On October 22, all those miniscule adjustments and preparation paid off. They were about 30 seconds behind Eber and Wilbur’s pace when they reached the bottom of the Redgarden Wall, but from there they were off to the races. Using their 23-meter rope and a teensy rack—six cams, five quickdraws, one loose carabiner, and three Microtraxions—they flew up the wall,
Reaching the top at least a minute ahead of the record pace. The descent was more of the same. Upon reaching the bridge, they were greeted by cheering friends whom they had invited to watch and celebrate with them.
While Griebel and Kennedy know that their speed climbing may appear reckless and dangerous, they don’t believe that they take undue risks (given the constraints of the challenge), and do their best to keep things within a safety margin that they are both comfortable with.

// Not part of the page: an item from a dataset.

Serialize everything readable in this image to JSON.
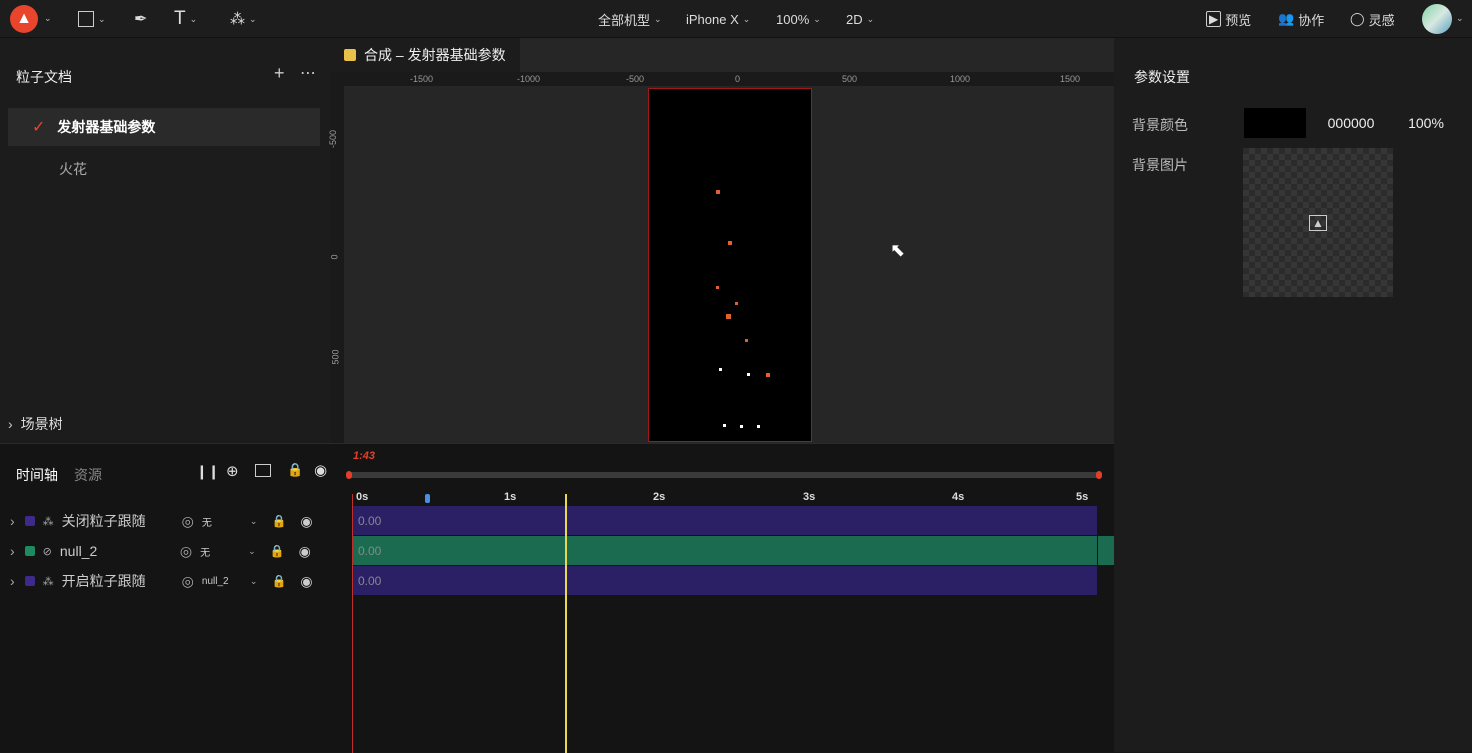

“There are two key rules of simul-climbing for me,” Griebel says. One is to use a Microtraxion anytime the follower is on 5.9 terrain or higher. The other is that “you always have two bomber pieces between the climbers at any time.” Not following that rule, he points out, is how Jason Wells and Tim Klein died. He also notes that both Brad Gobright and John Ebers have free soloed The Naked Edge—but that’s something he would never consider, despite not having fallen on the route in at least his last 100 laps.
To Kennedy, the most dangerous part of the challenge is the descent, where they careen down the East Slabs at breakneck speed. “If you catch a toe, you’re going to roll,” he says.
Still, flying down the slabs is part of what made their 22 minute 44 second time possible. And now, having blown through the 24-minute barrier, all bets are off on how low The Naked Edge record can go.
“It’s hard to put a number on it, but I can easily imagine a minute or more going off it,” Kennedy says.
Griebel thinks even more. “I don’t know. With two Joes? It’ll probably go under 20 minutes.” But he’s unsure if he’ll play a role in any of that; he has hinted to Kennedy that perhaps the younger climber should find a different, similarly-aged partner.
But Kennedy jumps in. “I’m skeptical that Stefan is done with the Edge. It’s just so much fun. The most fun I’ve ever had climbing.”
And just like that, Griebel relents. “Yea, I’d do it again,” he says.
The Naked Edge Speed Records
10/22/2022 — Stefan Griebel, Joe Kennedy: 22:44
5/22/2020 – John Ebers, Ben Wilbur – 24:14
9/19/2015 – Stefan Griebel, Jason Wells – 24:29
10/8/2014 – Scott Bennett, Brad Gobright – 24:57
9/24/2014 – Scott Bennett, Brad Gobright – 26:16
8/15/2014 – Stefan Griebel, Jason Wells – 26:33
6/9/2014 – Scott Bennett, Brad Gobright – 29:53
4/22/2014 – Stefan Griebel, Jason Wells – 35:01
4/9/2014 – Stefan Griebel, Jason Wells – 40:36
1/?/2013 – Scott Bennett, Brad Gobright – 44:00
5/?/2012 – Stefan Griebel, Jason Wells – 49:44
12/?/2010 – Scott Bennett, Blake Harrington – 1:13
9/6/2006 – Bob Rotert, Dave Vaughn – 1: 22 (car to car)
1990s – Michael Gilbert, Rob Slater – 1:30 (car to car)